It’s safe to say that the visual arts have always been an extremely inspirational medium to me. This is especially true when it comes to Islamic Art. The heavy use of geometrical forms and the rhythm of mingling patterns that move in harmony with passages from the Quran.
Traditionally, many schools of Islamic thought have avoided the use of human figures in their artistic endeavors; Sharia law even forbids the use. Perhaps to keep ones practice of Islam clear and void of idolatry. The resulting style became known as Arabesque playing hugely on vegetal, geometric, and scriptural elements. And this only scratches the surface. Other schools of thought, inspired by the Chinese and Mongols, did, in fact include depictions of men and women at the time.
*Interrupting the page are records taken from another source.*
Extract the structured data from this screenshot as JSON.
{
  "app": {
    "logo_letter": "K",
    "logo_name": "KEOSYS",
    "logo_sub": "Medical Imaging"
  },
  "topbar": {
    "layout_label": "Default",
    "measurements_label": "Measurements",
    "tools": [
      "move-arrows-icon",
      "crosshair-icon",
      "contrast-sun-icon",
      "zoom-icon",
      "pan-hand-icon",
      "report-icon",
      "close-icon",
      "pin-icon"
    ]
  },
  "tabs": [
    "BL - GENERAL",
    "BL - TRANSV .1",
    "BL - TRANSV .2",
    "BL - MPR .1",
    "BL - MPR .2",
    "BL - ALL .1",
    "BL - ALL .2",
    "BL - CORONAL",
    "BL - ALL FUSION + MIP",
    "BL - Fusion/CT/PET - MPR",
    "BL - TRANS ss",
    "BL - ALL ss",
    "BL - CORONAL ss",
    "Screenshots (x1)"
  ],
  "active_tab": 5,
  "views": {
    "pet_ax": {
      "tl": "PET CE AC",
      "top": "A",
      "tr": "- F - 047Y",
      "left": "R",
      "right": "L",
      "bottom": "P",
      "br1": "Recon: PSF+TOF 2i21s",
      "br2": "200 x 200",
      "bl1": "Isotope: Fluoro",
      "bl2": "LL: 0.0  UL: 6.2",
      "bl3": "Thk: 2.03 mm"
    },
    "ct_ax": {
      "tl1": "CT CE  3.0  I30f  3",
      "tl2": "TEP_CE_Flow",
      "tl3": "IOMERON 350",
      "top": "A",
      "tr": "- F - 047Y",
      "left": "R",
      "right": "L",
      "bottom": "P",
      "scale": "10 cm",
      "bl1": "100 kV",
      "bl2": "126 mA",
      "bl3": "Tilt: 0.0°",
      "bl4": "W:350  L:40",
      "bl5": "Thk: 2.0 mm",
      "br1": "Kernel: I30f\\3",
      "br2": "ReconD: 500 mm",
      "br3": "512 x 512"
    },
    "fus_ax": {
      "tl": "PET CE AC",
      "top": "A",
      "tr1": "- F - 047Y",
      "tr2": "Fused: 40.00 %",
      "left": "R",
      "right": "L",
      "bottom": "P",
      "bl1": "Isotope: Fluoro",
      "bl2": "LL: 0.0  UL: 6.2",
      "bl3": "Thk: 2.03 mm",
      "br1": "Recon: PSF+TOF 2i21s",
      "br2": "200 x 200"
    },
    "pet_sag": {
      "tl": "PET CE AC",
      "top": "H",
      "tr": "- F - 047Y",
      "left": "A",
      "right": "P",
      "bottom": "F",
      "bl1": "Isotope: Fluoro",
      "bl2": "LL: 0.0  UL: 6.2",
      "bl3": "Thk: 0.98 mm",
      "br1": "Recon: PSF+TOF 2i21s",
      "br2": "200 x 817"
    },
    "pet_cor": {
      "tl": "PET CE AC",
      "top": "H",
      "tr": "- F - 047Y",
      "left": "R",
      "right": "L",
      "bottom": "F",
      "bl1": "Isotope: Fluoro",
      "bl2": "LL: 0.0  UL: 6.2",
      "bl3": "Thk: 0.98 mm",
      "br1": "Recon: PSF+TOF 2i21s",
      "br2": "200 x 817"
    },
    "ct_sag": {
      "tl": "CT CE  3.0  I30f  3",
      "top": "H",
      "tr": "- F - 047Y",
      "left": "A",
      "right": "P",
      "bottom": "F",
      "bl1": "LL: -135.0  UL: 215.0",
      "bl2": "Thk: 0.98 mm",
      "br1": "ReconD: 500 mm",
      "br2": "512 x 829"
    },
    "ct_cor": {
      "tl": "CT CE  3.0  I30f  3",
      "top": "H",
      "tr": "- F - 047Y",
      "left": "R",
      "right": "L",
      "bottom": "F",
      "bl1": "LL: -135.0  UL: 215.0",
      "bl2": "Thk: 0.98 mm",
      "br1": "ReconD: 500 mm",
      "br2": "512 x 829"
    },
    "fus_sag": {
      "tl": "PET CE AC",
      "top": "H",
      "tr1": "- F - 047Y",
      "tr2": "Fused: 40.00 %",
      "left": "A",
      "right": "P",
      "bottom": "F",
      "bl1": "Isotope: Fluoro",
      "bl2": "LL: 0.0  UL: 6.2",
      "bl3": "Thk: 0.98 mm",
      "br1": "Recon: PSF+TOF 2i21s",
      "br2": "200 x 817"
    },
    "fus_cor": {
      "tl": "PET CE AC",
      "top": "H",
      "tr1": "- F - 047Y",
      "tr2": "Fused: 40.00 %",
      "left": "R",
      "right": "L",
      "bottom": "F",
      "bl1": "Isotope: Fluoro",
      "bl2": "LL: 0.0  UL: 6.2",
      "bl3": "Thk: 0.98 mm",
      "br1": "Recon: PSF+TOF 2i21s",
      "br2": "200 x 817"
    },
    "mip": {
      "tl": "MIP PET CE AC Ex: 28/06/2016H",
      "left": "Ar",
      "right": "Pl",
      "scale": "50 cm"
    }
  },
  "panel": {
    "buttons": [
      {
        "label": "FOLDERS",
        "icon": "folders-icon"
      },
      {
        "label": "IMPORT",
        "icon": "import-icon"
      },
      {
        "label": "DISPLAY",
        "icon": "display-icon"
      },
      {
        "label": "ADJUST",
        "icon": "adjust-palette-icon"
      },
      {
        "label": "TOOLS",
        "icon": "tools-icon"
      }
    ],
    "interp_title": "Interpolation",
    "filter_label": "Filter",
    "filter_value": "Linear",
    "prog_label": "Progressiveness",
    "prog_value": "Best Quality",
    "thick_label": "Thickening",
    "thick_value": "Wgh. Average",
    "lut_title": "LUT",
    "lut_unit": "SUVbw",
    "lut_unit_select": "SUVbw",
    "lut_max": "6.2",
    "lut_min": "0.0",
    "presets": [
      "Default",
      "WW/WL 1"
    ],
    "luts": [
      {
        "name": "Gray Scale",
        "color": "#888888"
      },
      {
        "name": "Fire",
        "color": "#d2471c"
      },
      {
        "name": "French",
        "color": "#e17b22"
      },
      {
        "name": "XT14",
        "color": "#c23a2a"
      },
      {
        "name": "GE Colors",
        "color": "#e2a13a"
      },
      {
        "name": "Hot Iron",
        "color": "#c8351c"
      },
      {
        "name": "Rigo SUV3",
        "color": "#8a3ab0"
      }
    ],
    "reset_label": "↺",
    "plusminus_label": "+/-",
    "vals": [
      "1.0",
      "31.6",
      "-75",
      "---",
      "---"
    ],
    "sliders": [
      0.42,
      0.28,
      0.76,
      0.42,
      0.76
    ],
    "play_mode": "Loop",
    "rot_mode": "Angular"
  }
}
So it’s clear that, like many genres, Islamic art can’t be neatly defined and the pieces i’ve brought to the board today span many centuries and borders.
Now, before I digress once again, I present a powerful collection of Islamic art currently on display at the Nelson-Atkins Museum of Art here in Kansas City, Missouri.
Folios From a Qur’an. Abbasid Period (750-1258 C.E.)
Ink and Gold on Vellum. Arabic language using the Kufic script.
Tabriz, Iran, Turkman School. 1480 C.E
Opaque watercolor and gold on paper
Today’s Life and War 6
Gohar Dashti- Iranian (2008)
Tile with Inscription
Iran. Seljuk Period ( 1038-1220s)
Ceramic w/ turquoise glaze
Stories of Martyrdom (Women of Allah)
Iran. Seljuk Period (1038-1250s)
Fritware with opaque turquoise glaze
Detailed shot of Mosaic from an arched entrance portal known as an iwan.
Isfahan, Iran. Safavid Dynasty (1501-1722)
Glazed ceramic tile and gold leaf.
Hamra Abbas- Pakistani (2008)
The exhibit goes on to include textiles, more ceramics, and even a short animated film which plays on the colonial occupation of India. A great display of the wide variations in Islamic art through time and space.
So, I absolutely urge you to pay a visit to the Nelson-Atkins. That is… if you’re in Kansas City already!